• **Records from a dataset**
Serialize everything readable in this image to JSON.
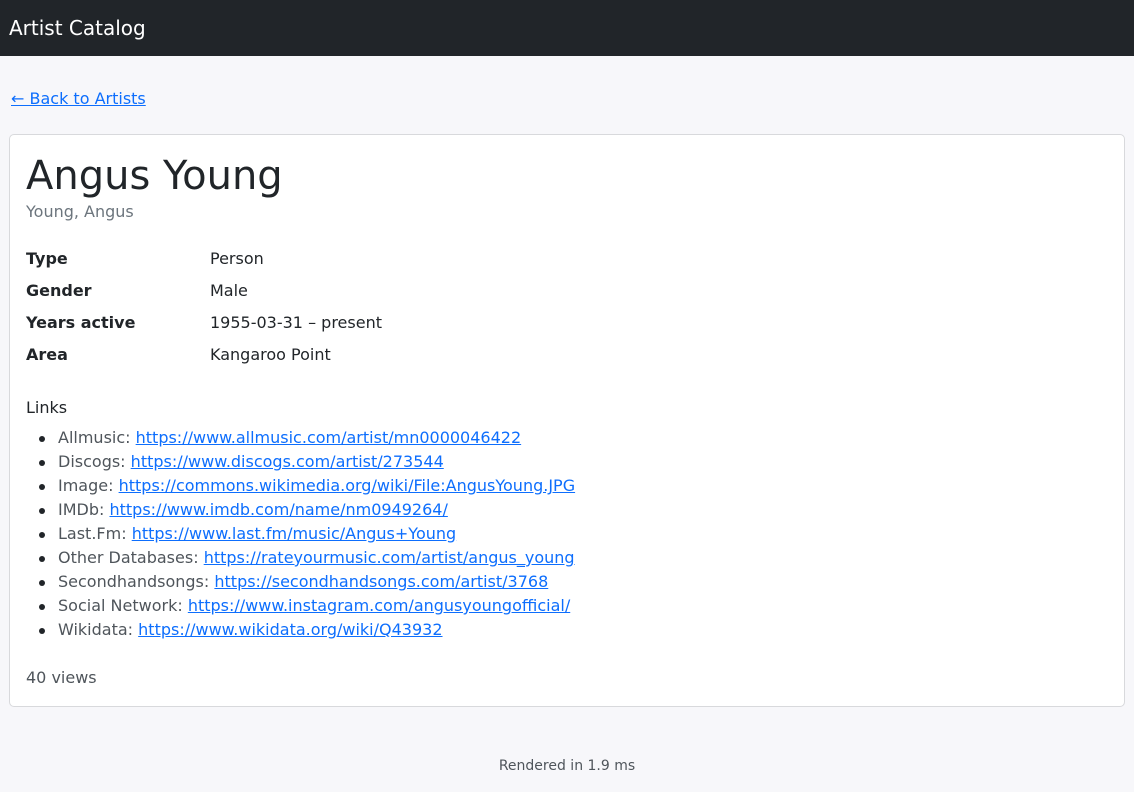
{
  "header": {
    "brand": "Artist Catalog"
  },
  "nav": {
    "back_label": "← Back to Artists"
  },
  "artist": {
    "name": "Angus Young",
    "sort_name": "Young, Angus",
    "attributes": [
      {
        "label": "Type",
        "value": "Person"
      },
      {
        "label": "Gender",
        "value": "Male"
      },
      {
        "label": "Years active",
        "value": "1955-03-31 – present"
      },
      {
        "label": "Area",
        "value": "Kangaroo Point"
      }
    ],
    "links_heading": "Links",
    "links": [
      {
        "site": "Allmusic:",
        "url": "https://www.allmusic.com/artist/mn0000046422"
      },
      {
        "site": "Discogs:",
        "url": "https://www.discogs.com/artist/273544"
      },
      {
        "site": "Image:",
        "url": "https://commons.wikimedia.org/wiki/File:AngusYoung.JPG"
      },
      {
        "site": "IMDb:",
        "url": "https://www.imdb.com/name/nm0949264/"
      },
      {
        "site": "Last.Fm:",
        "url": "https://www.last.fm/music/Angus+Young"
      },
      {
        "site": "Other Databases:",
        "url": "https://rateyourmusic.com/artist/angus_young"
      },
      {
        "site": "Secondhandsongs:",
        "url": "https://secondhandsongs.com/artist/3768"
      },
      {
        "site": "Social Network:",
        "url": "https://www.instagram.com/angusyoungofficial/"
      },
      {
        "site": "Wikidata:",
        "url": "https://www.wikidata.org/wiki/Q43932"
      }
    ],
    "views": "40 views"
  },
  "footer": {
    "render_time": "Rendered in 1.9 ms"
  }
}
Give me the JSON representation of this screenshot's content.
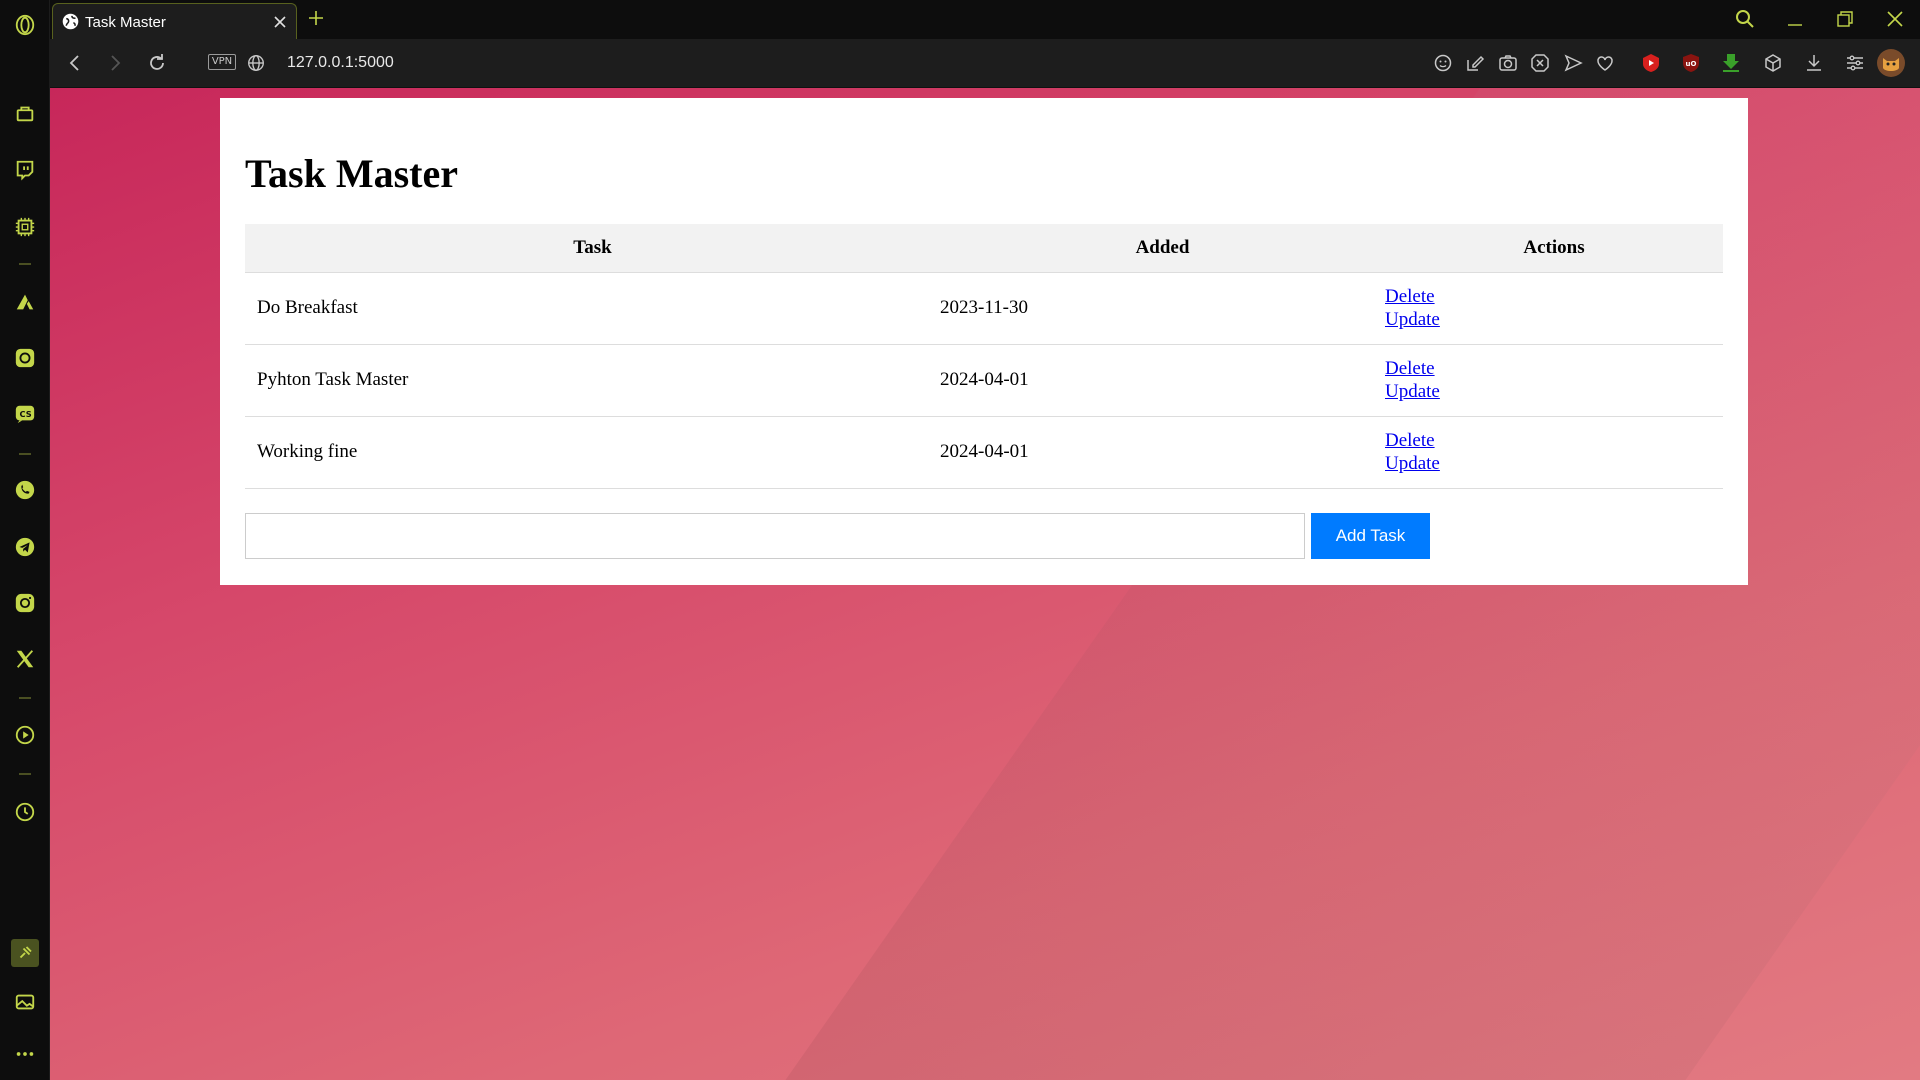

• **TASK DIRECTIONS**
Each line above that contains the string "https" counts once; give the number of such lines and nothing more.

• **REPLY**
9